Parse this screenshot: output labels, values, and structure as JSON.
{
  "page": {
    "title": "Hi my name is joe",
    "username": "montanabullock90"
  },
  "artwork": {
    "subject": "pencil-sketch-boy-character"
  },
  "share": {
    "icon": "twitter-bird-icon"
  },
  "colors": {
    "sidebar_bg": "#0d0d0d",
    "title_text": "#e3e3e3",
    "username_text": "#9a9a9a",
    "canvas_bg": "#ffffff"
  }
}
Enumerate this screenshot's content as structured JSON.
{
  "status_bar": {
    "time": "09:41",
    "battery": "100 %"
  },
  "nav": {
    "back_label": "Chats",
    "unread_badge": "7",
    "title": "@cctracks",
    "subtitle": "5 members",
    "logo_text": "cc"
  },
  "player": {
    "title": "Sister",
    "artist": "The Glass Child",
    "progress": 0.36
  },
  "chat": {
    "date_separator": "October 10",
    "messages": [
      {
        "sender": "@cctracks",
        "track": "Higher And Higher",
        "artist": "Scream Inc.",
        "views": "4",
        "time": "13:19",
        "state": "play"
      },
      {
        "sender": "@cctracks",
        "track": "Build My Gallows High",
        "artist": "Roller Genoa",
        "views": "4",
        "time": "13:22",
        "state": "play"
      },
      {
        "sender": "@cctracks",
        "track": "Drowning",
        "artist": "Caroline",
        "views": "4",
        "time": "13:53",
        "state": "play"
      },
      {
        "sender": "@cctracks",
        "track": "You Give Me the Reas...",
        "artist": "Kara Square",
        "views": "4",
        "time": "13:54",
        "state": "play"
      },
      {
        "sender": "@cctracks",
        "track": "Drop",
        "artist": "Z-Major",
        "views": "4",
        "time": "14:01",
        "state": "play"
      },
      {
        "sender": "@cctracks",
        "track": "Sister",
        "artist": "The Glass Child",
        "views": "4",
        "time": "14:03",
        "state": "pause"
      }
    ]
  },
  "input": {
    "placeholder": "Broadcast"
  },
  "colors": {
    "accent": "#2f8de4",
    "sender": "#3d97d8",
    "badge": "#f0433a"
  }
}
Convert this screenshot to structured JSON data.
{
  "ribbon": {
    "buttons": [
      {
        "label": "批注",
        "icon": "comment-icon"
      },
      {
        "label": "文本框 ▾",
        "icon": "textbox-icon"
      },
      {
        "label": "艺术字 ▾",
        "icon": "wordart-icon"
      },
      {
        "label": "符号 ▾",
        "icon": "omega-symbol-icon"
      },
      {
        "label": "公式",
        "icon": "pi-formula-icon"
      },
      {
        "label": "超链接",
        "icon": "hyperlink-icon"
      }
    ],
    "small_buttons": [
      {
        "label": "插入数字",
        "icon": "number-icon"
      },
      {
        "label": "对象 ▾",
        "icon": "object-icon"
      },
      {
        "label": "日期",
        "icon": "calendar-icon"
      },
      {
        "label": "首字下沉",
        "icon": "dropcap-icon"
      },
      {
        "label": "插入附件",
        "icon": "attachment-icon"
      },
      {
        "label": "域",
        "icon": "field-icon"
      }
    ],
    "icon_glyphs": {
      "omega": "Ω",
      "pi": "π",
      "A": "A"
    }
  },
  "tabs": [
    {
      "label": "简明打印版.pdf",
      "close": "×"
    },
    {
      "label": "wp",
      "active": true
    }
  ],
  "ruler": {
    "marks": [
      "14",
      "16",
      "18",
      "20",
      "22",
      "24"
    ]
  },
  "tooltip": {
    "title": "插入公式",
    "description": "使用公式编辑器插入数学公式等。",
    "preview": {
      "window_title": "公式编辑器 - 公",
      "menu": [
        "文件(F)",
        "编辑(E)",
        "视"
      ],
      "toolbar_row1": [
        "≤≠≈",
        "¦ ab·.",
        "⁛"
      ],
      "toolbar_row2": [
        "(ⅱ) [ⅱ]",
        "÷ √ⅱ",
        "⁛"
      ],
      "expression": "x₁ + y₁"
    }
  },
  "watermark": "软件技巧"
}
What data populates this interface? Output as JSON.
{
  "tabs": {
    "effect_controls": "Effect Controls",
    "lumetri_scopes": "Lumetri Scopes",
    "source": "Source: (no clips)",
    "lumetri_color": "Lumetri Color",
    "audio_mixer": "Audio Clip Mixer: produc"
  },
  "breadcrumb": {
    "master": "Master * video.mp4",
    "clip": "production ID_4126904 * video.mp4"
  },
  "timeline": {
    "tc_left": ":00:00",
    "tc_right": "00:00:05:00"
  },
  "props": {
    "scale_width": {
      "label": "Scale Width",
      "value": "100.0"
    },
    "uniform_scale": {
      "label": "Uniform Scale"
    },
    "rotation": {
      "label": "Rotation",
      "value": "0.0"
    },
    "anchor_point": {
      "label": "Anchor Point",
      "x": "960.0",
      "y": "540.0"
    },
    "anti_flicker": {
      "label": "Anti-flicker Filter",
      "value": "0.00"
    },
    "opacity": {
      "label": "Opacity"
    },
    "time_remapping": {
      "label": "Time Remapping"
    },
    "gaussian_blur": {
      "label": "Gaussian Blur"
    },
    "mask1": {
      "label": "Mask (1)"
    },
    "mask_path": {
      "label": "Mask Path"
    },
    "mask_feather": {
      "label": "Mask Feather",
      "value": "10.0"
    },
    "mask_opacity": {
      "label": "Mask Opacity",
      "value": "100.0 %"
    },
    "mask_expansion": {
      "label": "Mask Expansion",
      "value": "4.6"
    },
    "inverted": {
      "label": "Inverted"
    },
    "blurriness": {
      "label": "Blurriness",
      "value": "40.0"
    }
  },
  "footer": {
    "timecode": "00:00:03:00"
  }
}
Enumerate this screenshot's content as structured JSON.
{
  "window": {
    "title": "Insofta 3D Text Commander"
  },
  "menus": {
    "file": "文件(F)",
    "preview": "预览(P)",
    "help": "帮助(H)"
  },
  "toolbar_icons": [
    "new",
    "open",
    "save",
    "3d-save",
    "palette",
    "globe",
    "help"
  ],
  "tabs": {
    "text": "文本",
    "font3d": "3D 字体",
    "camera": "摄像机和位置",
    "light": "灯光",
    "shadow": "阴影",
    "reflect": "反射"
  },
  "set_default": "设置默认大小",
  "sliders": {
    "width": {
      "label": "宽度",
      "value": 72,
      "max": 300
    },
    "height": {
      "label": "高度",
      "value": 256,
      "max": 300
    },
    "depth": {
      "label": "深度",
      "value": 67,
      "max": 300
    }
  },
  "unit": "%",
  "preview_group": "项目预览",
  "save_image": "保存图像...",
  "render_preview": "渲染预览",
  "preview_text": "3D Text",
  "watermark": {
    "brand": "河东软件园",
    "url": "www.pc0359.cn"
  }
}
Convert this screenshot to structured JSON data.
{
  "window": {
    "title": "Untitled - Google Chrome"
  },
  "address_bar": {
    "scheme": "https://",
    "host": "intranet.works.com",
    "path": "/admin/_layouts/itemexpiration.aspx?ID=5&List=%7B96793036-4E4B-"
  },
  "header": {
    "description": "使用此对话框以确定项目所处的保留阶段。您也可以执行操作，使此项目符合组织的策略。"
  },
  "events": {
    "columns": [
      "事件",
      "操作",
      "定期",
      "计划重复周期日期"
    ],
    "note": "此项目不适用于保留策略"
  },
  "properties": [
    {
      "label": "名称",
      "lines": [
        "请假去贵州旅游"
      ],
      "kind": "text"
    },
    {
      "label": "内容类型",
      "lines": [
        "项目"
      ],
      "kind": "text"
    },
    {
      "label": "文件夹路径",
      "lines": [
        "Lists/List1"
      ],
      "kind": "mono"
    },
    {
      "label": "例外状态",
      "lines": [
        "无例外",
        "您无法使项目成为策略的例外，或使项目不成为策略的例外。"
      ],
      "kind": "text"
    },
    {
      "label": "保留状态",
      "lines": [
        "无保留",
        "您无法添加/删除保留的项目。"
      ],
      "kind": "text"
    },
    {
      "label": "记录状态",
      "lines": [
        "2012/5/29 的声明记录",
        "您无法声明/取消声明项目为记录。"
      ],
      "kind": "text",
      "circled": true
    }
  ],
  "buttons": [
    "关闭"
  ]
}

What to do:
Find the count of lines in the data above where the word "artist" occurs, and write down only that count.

Problem solution:
7